Terminator Salvation is a pre-sequel (or is it a se-prequel) to the previous three movies in the Terminator series. Atrocious writing, shoddy effects and lackluster acting made me wonder why they bothered to make Terminator Salvation at all.
Marcus Wright (Sam Worthington) is recruited by Dr. Serena Kogan (Helena Bonham Carter) while on death row to be part of a mysterious experiment. Years later, Kyle Reese (Anton Yelchin) and Star (Jadagrace) are leading the Los Angeles branch of The Resistance. John Connor (Christian Bale) survived the near complete genocide of humanity perpetrated by machines and has become the prophesized leader of the resistance. He and the real leaders of the resistance find out about a weakness in the machines that might end the war forever.
I am all for using action to drive a story, but Terminator Salvation uses action as a plot substitute. It is nothing more than director McG’s excuse to blow IT up. What is IT? Well, airplanes, machines, convenience stores, children, kittens, flies, unwed mothers, dirt, fuzz, whales, ants, microbes and grilled cheese sandwiches. Anything in McG’s eyeline was dynamite fodder.
Nearly two thirds of the movie is something fighting, exploding or being chased, and almost all of those are created by computer. The light color, direction and shadow are so off kilter that the CG is so painfully obvious that suspending disbelief is nearly impossible. It is obvious that McG is using action to distract the audience from story.
If the plethora of substandard explosions weren’t bad enough, when Terminator Salvation gets around to the plot, I wished McG would make suicide bombers of the characters. John Connor’s entire motivation in the movie is to save himself, because he is the most important person in the world. He’s willing to sacrifice nearly everyone because he’s convinced of his own self-importance.
He doesn’t just sacrifice people, but tosses equipment around like it’s valueless. There are fighter jet crashes, helicopter crashes, and even more expensive war crafts. In a time when people probably couldn’t remake these things, it would be important to preserve them as well as their pilots.
The writers, John D. Brancato and Michael Ferris, rely heavily on the previous movies for character development and don’t bother to attempt any development of their own. There are implications about the characters made through visual cues, but they are left as elephants in the room instead of being addressed. In the beginning of the movie, one of the characters doesn’t know what’s happened to the world, and the other characters in the scene don’t seem bothered by this obvious problem.
Moreover, there are lines that are so senseless as to be downright boggling. For example: “If the machines are a problem for you….” If? IF? IF! The whole movie is about how the machines are trying to wipe out humanity. The only humans who don’t have a problem with the machine are the corpses of the dead. Ironically, the corpses are the most likely to enjoy the acting in Terminator Salvation.
Christian Bale used his whisper voice through most of Terminator Salvation. When he whispers, he sounds like he’s smoked ten too many cigarettes. The rest of the characters seem like they are trying to act while doing their beginning karate class. Everything herks, jerks and the momentary action is a distraction from acting.

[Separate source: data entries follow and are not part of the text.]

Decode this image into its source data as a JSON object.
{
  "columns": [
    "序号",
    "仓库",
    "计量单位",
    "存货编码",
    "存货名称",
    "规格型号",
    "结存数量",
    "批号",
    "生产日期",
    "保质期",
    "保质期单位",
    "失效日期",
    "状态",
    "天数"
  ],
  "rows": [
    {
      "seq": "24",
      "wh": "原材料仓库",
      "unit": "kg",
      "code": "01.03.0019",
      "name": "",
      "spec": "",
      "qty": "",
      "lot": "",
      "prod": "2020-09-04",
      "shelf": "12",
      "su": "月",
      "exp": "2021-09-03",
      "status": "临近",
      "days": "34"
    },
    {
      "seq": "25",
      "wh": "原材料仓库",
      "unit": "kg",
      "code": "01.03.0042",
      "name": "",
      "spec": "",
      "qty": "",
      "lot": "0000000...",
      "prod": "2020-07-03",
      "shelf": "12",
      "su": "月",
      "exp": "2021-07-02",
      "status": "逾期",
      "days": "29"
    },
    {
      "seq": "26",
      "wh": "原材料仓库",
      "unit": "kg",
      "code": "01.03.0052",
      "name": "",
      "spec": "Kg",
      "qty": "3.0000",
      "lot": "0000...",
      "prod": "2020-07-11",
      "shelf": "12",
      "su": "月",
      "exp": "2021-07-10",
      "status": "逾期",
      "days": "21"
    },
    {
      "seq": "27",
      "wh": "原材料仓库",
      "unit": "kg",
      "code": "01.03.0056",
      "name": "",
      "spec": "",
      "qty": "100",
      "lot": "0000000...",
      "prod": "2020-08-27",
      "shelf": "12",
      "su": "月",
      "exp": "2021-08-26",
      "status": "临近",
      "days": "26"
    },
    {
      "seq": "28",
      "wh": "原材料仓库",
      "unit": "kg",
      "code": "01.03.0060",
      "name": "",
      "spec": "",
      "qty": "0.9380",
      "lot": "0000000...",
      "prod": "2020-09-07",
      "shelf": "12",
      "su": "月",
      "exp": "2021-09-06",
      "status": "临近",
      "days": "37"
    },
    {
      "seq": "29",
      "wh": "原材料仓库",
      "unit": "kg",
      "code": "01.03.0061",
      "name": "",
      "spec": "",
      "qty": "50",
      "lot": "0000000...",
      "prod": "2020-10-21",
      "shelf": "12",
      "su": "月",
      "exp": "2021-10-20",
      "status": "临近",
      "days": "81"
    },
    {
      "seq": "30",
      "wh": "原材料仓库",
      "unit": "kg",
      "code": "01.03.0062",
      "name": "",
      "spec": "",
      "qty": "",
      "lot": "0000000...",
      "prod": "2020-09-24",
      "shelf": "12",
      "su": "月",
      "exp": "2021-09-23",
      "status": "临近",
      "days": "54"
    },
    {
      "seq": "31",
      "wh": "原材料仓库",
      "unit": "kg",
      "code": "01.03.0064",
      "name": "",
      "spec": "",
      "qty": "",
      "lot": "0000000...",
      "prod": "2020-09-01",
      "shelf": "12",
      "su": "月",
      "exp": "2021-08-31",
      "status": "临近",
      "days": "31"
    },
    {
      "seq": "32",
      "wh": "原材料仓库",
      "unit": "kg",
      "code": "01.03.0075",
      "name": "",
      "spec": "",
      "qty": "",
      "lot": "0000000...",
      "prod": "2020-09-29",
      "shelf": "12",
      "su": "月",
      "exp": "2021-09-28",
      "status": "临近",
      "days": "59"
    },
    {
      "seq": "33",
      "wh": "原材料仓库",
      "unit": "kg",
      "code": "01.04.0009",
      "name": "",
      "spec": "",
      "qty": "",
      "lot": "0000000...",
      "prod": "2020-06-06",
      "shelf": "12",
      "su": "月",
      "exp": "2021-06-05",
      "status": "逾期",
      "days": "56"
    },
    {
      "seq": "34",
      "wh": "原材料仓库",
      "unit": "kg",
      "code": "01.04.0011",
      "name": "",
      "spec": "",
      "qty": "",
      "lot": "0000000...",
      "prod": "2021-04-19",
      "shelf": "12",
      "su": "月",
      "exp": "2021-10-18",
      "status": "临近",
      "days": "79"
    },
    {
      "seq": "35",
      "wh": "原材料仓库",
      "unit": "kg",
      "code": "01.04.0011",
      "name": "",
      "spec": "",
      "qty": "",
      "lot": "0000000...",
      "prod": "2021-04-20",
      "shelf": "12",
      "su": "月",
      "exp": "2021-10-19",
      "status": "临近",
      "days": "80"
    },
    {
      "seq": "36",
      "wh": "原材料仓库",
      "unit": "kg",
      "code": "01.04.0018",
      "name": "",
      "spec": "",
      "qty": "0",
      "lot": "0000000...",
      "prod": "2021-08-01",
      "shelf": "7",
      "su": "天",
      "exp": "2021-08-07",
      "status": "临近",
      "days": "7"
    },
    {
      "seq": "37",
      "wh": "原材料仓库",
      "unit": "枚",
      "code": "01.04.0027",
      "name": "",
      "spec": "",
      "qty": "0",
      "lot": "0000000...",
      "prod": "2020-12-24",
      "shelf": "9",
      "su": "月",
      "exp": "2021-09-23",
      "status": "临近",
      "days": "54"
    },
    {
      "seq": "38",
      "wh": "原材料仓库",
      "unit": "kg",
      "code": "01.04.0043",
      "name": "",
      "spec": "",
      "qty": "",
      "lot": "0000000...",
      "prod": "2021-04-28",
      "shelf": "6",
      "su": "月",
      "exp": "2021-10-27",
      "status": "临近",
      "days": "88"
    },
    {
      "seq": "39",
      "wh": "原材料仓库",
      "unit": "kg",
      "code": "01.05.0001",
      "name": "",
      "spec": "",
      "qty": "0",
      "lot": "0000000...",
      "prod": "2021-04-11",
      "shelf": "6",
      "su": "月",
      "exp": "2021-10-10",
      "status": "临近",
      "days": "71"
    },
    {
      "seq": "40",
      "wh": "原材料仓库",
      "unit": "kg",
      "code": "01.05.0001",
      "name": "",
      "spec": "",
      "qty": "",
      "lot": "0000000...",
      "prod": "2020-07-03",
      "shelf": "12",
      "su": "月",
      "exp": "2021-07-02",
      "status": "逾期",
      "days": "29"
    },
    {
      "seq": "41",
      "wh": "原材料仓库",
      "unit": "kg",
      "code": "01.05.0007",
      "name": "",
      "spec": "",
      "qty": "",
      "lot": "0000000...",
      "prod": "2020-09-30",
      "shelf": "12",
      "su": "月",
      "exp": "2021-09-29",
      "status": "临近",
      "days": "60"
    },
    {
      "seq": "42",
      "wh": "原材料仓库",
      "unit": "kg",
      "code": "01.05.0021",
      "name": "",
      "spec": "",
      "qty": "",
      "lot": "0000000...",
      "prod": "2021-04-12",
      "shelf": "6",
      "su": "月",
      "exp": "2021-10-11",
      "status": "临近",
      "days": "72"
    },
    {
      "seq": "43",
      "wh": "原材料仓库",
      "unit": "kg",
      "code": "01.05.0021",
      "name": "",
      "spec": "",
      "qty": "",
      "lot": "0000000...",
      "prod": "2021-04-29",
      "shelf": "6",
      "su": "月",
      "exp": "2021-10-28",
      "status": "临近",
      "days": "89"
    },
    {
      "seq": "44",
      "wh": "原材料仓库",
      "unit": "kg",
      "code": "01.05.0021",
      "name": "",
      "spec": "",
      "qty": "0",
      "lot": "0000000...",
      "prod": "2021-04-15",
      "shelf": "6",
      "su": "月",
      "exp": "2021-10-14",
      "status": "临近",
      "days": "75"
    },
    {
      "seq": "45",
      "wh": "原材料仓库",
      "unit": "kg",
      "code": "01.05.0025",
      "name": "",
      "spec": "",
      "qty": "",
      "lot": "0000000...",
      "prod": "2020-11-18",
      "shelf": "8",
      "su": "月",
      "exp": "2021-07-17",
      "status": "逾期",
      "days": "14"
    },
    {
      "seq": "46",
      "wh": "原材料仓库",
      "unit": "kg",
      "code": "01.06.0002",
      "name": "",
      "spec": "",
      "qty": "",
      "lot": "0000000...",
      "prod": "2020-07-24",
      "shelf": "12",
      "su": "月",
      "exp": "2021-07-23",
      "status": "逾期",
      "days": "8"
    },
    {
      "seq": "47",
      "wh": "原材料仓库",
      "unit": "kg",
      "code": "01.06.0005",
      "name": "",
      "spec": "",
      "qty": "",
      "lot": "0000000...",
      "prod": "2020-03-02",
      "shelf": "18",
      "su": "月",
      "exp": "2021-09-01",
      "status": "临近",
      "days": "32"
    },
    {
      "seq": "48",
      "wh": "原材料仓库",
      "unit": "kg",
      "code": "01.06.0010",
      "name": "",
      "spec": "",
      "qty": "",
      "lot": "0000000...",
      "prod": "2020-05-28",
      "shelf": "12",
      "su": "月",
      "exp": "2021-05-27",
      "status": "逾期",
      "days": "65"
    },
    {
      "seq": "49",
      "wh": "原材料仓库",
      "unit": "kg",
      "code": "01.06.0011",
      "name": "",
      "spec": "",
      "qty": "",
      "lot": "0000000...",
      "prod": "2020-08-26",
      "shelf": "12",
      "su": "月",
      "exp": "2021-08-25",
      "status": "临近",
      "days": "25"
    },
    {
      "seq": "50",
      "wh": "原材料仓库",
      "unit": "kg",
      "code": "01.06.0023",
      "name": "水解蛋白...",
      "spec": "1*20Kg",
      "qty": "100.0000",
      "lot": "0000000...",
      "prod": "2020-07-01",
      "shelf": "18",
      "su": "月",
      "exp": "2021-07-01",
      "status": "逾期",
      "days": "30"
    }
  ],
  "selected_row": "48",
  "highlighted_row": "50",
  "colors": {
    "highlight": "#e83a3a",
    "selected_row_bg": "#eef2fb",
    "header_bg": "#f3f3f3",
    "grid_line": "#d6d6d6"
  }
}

I was looking forward to an action movie with just enough plot to justify the action. Unfortunately, all I got was enough free testosterone to grow a mustache. For the next week, I’ll be shaving Terminator Salvation off my face.